Processed Food

Read the passage below. For each paragraph, choose the most suitable heading from the list which follows.

* After the cigarette manufacturers, it has become the turn of the food processors to suffer the attacks of those who would have us lead a healthy life. Sometimes you have the feeling that almost everything you eat is liable to damage your brain, clog your arteries, ulcerate your stomach, or impact your intestine. On the other hand, it is certainly true that there is nothing like reading the list of ingredients on the back of a cereal packet or a pot of jam to put you off your breakfast.
* One dietician writes of pork pies as follows: "People wouldn't buy a pork pie if chemicals had not been designed into them. A pork pie can contain as much as 50 per cent of highly saturated fat which is bad for the heart and arteries. A perfectly good pork pie could be made from reasonable ingredients but it is cheaper to make it with additives because less meat is then needed. The additives in the pie do little harm in themselves. The fat is made acceptable by a perfectly safe emulsifier. Added colour makes the fat look like meat. The additives in it deceive our senses and persuade us to eat too much fat. Even if the additives themselves are considered to be relatively safe, the nutritional consequences are appalling."
* Since a study by Johns Hopkins Medical Centre, Baltimore, in the mid-eighties, coffee has been on everyone's blacklist. According to the study: "Regardless of the measure of coffee consumption used, analyses found that heavy coffee drinkers were almost three times more likely to have coronary disease than were non-drinkers. Even one or two cups of coffee a day appear to be associated with a small extra risk of heart disease - a one-third increase over non-drinkers." The one piece of good news appears to be that the risk decreases rapidly once a person stops drinking coffee.
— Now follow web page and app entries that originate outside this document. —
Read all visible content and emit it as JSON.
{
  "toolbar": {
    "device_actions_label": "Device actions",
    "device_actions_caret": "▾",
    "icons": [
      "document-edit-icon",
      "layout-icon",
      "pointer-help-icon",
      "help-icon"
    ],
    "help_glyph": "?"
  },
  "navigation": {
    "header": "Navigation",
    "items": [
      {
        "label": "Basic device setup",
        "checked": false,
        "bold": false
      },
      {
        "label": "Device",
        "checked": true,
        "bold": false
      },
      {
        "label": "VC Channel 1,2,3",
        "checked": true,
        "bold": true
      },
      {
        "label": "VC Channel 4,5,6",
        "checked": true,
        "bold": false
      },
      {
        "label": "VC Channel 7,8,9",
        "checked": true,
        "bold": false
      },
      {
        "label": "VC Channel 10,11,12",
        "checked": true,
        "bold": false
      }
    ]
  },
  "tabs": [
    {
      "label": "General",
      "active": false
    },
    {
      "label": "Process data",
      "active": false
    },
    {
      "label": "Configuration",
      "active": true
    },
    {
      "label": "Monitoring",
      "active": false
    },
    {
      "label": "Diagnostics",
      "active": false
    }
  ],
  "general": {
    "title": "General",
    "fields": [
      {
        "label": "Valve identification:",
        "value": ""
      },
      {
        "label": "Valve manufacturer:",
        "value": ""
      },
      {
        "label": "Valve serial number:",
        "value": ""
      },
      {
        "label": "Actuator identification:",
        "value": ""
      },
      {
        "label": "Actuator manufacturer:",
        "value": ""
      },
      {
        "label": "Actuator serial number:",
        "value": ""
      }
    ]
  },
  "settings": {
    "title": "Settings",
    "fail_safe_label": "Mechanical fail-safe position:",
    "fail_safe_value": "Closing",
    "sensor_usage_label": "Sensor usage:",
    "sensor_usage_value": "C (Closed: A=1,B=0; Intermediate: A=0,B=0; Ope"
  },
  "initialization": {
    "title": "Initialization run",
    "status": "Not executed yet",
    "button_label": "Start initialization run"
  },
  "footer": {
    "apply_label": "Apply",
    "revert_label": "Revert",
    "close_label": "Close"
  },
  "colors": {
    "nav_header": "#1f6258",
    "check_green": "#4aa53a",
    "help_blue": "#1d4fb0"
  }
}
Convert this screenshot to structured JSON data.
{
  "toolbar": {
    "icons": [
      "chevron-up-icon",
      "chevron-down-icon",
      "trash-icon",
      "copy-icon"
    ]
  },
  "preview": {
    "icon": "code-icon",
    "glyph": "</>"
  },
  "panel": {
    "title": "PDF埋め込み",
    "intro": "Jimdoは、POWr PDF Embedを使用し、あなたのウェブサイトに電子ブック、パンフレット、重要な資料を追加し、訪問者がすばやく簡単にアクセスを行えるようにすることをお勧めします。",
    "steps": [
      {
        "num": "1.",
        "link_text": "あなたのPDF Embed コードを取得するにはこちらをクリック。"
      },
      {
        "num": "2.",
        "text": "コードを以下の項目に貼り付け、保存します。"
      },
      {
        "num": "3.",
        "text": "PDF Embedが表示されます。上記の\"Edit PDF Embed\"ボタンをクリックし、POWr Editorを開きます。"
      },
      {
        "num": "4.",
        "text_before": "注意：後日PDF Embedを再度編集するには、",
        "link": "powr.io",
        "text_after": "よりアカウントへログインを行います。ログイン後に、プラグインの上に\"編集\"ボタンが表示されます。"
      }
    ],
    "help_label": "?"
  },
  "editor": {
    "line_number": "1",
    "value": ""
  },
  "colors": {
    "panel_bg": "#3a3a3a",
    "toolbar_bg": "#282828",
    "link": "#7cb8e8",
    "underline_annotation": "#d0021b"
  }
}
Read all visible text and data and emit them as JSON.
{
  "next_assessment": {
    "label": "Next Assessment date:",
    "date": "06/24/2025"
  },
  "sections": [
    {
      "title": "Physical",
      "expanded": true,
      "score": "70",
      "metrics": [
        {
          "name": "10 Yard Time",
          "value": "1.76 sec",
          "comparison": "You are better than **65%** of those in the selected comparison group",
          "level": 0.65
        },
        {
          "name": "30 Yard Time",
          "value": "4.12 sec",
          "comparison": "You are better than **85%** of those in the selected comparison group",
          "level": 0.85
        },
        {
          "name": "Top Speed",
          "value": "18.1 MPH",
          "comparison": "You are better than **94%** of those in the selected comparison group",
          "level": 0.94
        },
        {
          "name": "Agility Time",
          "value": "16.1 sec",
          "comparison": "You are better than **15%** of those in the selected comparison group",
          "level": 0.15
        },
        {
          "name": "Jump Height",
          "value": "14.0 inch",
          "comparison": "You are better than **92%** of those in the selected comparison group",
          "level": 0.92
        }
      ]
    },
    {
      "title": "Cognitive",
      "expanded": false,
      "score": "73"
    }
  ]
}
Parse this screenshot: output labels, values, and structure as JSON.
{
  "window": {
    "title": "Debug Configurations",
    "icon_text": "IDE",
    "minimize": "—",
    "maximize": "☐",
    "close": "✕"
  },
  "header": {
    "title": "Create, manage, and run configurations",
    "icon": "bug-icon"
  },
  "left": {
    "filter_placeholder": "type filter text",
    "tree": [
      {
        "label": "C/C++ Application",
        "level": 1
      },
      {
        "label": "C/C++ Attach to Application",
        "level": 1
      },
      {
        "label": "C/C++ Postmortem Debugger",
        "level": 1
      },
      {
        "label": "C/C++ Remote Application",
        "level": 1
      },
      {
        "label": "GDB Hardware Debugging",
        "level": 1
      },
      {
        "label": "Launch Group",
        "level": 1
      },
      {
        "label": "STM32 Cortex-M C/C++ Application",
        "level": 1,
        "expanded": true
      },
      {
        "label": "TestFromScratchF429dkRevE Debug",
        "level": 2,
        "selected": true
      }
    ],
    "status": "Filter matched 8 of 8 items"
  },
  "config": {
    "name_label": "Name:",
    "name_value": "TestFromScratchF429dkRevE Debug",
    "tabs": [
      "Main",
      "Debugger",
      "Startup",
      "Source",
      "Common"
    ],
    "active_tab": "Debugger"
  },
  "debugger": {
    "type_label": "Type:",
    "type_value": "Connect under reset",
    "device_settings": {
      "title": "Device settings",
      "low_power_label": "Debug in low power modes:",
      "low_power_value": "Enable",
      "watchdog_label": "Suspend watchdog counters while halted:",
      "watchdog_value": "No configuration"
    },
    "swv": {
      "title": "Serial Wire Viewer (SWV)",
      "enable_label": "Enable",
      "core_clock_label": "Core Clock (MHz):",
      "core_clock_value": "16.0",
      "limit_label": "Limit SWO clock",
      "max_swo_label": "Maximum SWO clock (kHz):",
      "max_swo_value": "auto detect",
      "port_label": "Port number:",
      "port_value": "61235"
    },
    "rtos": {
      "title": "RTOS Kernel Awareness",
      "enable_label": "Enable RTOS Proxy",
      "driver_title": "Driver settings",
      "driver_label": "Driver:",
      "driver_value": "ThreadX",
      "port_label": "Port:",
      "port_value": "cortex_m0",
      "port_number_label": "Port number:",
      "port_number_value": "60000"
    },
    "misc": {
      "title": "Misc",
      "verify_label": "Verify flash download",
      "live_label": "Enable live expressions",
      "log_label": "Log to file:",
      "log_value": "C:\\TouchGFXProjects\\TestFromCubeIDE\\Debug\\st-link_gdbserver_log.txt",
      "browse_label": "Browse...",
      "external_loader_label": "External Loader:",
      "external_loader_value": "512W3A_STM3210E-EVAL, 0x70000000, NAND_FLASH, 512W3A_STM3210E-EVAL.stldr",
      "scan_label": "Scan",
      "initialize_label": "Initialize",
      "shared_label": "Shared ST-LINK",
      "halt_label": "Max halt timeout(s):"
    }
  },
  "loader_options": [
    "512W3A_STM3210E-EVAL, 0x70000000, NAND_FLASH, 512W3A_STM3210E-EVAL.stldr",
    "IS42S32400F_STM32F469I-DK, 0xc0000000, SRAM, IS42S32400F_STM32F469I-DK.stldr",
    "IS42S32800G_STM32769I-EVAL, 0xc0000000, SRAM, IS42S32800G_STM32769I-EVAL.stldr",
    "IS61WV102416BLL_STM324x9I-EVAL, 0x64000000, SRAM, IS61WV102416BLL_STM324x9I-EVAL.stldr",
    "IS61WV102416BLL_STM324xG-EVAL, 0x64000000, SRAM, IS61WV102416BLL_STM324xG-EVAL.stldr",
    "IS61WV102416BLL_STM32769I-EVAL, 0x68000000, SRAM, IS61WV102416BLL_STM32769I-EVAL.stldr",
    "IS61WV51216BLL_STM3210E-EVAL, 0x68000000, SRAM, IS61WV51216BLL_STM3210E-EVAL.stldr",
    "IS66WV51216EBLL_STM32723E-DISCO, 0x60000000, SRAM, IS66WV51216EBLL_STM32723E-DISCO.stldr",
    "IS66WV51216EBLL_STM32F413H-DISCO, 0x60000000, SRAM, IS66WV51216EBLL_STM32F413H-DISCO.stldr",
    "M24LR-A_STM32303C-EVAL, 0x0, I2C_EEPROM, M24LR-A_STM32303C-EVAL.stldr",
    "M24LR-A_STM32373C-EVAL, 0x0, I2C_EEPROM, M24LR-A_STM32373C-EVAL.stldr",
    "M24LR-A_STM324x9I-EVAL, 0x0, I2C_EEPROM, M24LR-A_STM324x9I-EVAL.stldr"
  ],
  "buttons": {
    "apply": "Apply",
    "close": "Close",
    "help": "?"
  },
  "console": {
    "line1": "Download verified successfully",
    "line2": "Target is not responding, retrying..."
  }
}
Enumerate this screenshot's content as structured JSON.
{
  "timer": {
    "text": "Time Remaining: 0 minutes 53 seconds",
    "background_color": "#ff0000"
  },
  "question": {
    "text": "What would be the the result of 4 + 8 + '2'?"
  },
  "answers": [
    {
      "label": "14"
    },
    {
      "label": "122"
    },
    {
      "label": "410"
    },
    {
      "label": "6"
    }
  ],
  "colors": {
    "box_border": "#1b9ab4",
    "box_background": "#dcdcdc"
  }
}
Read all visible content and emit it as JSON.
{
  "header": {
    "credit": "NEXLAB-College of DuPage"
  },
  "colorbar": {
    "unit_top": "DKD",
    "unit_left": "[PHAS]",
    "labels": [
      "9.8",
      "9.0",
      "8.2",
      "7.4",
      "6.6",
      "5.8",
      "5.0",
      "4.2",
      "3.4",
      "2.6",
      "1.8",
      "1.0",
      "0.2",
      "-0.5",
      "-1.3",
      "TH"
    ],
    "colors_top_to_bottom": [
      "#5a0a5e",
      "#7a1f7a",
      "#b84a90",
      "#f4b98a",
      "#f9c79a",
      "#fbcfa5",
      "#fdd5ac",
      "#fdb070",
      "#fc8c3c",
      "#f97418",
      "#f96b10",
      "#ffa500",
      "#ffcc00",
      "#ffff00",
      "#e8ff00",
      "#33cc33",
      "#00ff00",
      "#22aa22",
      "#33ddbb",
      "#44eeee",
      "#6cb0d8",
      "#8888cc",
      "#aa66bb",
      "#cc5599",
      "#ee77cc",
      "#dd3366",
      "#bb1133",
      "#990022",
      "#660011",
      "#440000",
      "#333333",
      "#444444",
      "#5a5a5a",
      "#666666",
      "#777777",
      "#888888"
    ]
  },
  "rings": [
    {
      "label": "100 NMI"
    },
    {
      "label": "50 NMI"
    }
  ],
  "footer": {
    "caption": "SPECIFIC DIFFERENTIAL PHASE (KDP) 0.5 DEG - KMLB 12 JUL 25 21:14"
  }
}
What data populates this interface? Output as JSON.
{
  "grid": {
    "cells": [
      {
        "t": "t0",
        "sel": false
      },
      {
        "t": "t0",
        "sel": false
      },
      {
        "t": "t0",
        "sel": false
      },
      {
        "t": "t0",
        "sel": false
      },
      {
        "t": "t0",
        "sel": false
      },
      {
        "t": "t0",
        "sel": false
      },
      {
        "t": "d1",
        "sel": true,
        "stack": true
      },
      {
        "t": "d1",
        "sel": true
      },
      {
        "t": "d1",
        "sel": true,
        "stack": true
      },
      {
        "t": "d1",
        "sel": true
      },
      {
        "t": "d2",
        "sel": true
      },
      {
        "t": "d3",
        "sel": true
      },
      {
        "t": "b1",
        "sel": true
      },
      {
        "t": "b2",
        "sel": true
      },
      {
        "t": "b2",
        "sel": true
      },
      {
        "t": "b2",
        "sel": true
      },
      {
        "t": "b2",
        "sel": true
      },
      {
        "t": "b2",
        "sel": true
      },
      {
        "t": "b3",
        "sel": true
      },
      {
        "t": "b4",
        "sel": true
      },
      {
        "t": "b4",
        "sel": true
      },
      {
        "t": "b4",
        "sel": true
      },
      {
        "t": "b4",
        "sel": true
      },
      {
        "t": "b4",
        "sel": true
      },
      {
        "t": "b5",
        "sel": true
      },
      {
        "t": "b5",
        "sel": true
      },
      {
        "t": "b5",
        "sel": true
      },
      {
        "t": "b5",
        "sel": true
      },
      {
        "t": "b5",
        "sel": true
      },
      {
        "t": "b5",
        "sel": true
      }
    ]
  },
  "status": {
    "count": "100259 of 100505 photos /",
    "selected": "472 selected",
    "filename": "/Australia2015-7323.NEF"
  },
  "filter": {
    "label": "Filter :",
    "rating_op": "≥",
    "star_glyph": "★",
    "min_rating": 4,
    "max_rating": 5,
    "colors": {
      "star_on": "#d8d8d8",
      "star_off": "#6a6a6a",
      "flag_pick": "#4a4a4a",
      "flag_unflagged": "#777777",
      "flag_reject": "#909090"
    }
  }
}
* Few arguments create greater passion among medical experts than the supposed link between diet and heart disease. Some doctors, however, refuse to accept any connection between the two. They have argued that diets which cut back on dairy produce, although unlikely to cause physical harm, could lead to malnutrition, particularly among children. They are appalled that breakfast, that traditional British meal, should be under attack by the spectre of disease. Come between some doctors and their bacon and eggs and feelings will run high.
* The nutritionists have fought back. They remain convinced that sugary, fatty foods lead to preventable ill health. One doctor argues that a fibre-rich diet is only of use to those who suffer from diabetes. Rubbish, say the nutritionists, and go on to point out that "over one third of British adults are constipated. At least one in seven takes laxatives. And dietary fibre is of proven value in the treatment of constipation."
* Yet another doctor argues that dental decay should really be seen as a disease which results from a lack of fluoride. What we need to do is clean our teeth like crazy, have them coated with sealants, and take fluorides daily. The nutritionist blasts back by pointing out that you might as well say that headaches are caused by a lack of aspirin.
* What we do know is that nutrition does affect health. Too little food and too much food are both bad for you. In Britain, poor boys tend to be two inches shorter on average than rich boys.